Jun 28, 2022, 4:20 PM
Room: S1

Room: S1


Edmans, Jake (University of Sheffield )


"Introduction: Chronic ulcerative oral mucosal inflammatory diseases, including oral lichen planus and recurrent aphthous stomatitis, are painful and highly prevalent, yet lack effective clinical management. These conditions are usually treated with either topically applied or systemically-delivered corticosteroids depending on severity with varying degrees of success. In recent years systemic biologic therapies, including monoclonal antibodies that block the activity of proinflammatory cytokines, have increasingly been used to treat similar immune-mediated inflammatory conditions, such as rheumatoid arthritis and psoriasis.

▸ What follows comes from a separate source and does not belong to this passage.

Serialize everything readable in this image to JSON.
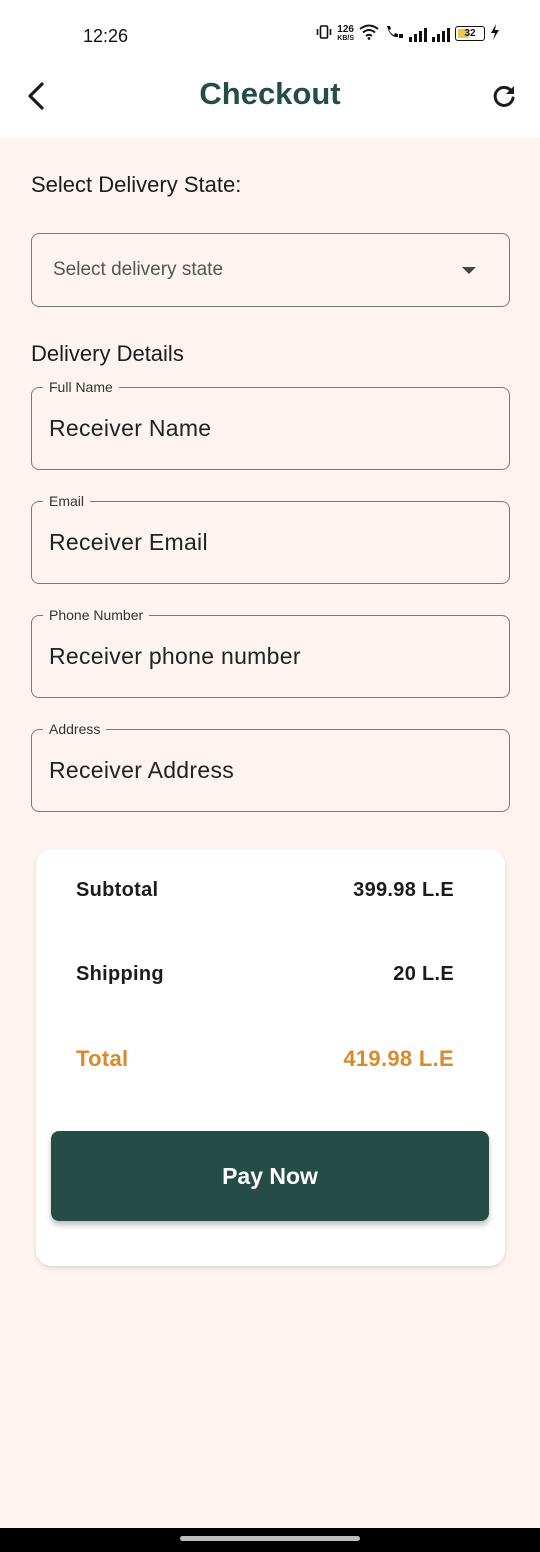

The ability to deliver these therapies locally to the oral epithelium could radically alter treatment options for oromucosal inflammatory diseases, where cytokines, in particular tumour-necrosis factor-a, are a major driver of pathogenesis.
We previously developed a dual-layer electrospun mucoadhesive patch with high patient acceptability and a long in vivo residence time (Colley, HE et al., Biomaterials. 178:134-146 (2018)). We have incorporated small molecules drugs such as corticosteroids and anaesthetics into these patches and have demonstrated their release and activity (Clitherow KH, et al., Mol Pharm 16:3948-56 (2019)). Recently, we showed that small proteins and peptides can also be incorporated whilst retaining their biological activity (Edmans JG. et al., Mat Sci Eng 112:110917 (2020)). Here, we investigate the inclusion and delivery of therapeutic anti-TNF-α F(ab) antibody fragments for the treatment of oral inflammatory disease.

Methodology and results: Biotinylated F(ab) fragments was incorporated into an electrospun mucoadhesive membrane and were found to be retained within the fibres in aggregates when visualised by confocal microscopy. These F(ab) were rapidly eluted from the patch without loss of antigen binding activity (97 ± 5% released within 3h). Neutralising anti-TNF-α F(ab) fragments were generated from whole IgG by papain cleavage, as confirmed by SDS-PAGE, then incorporated into patches. Antibody-containing patches were found to have TNF-α neutralising activity, as shown by the suppression of TNF-α-mediated CXCL8 release from oral keratinocyte grown as monolayer cultures. Patches applied to lipopolysaccharide stimulated immune-competent oral mucosal ulcer equivalents that contained primary macrophages, led to a statistically significant reduction in the levels of biologically active TNF-α, suggesting successful delivery of a therapeutically relevant dose. Moreover, inhibition of TNF-α by patch-released anti-TNF-α F(ab) fragments also resulted in a significant decrease in the levels of T-cell chemokines produced, indicating that patch-delivered neutralising antibody therapy impacts on downstream immunological events such as leukocyte recruitment that will further prevent pathogenesis.

Conclusion: Electrospun oromucosal patches can deliver active biologics such as therapeutic antibodies topically to diseased oral mucosal sites in vitro. These patches have the potential to change the way these debilitating oral diseases are treated in the future."


Presentation materials

There are no materials yet.